> _WORK TASK_:
Copy out every line holding the string "label" from the records below.

Website and app data records:
+--
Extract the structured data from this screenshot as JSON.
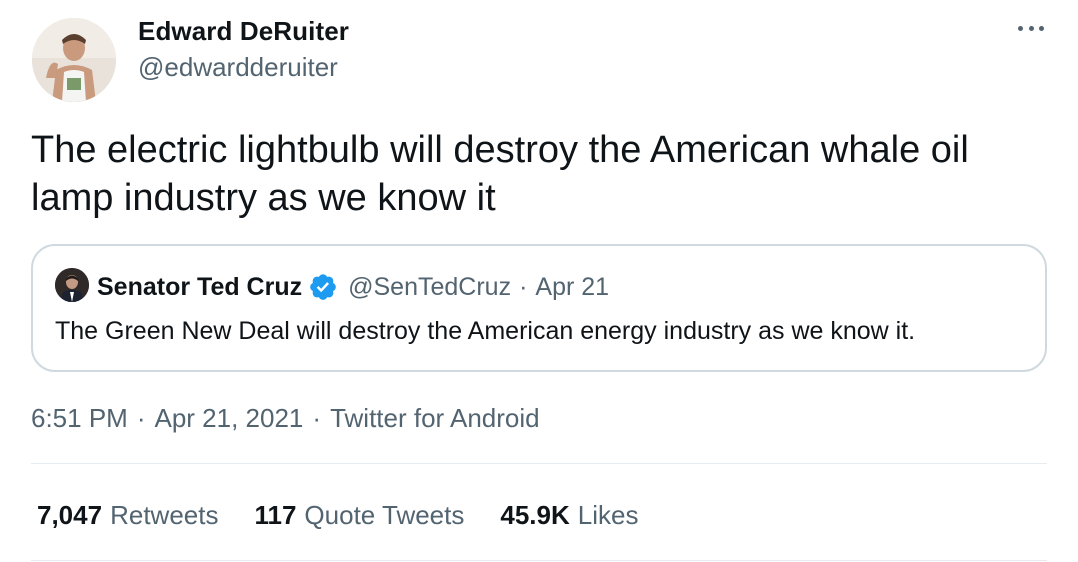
{
  "author": {
    "name": "Edward DeRuiter",
    "handle": "@edwardderuiter"
  },
  "tweet_text": "The electric lightbulb will destroy the American whale oil lamp industry as we know it",
  "quoted": {
    "name": "Senator Ted Cruz",
    "handle": "@SenTedCruz",
    "separator": "·",
    "date": "Apr 21",
    "text": "The Green New Deal will destroy the American energy industry as we know it."
  },
  "meta": {
    "time": "6:51 PM",
    "separator": "·",
    "date": "Apr 21, 2021",
    "source": "Twitter for Android"
  },
  "stats": {
    "retweets": {
      "count": "7,047",
      "label": "Retweets"
    },
    "quotes": {
      "count": "117",
      "label": "Quote Tweets"
    },
    "likes": {
      "count": "45.9K",
      "label": "Likes"
    }
  },
  "icons": {
    "more": "more-horizontal-icon",
    "verified": "verified-badge-icon"
  },
  "colors": {
    "text": "#0f1419",
    "secondary": "#536471",
    "border": "#cfd9de",
    "verified": "#1d9bf0"
  }
}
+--
> _EXERCISE OUTPUT_:
      "label": "Retweets"
      "label": "Quote Tweets"
      "label": "Likes"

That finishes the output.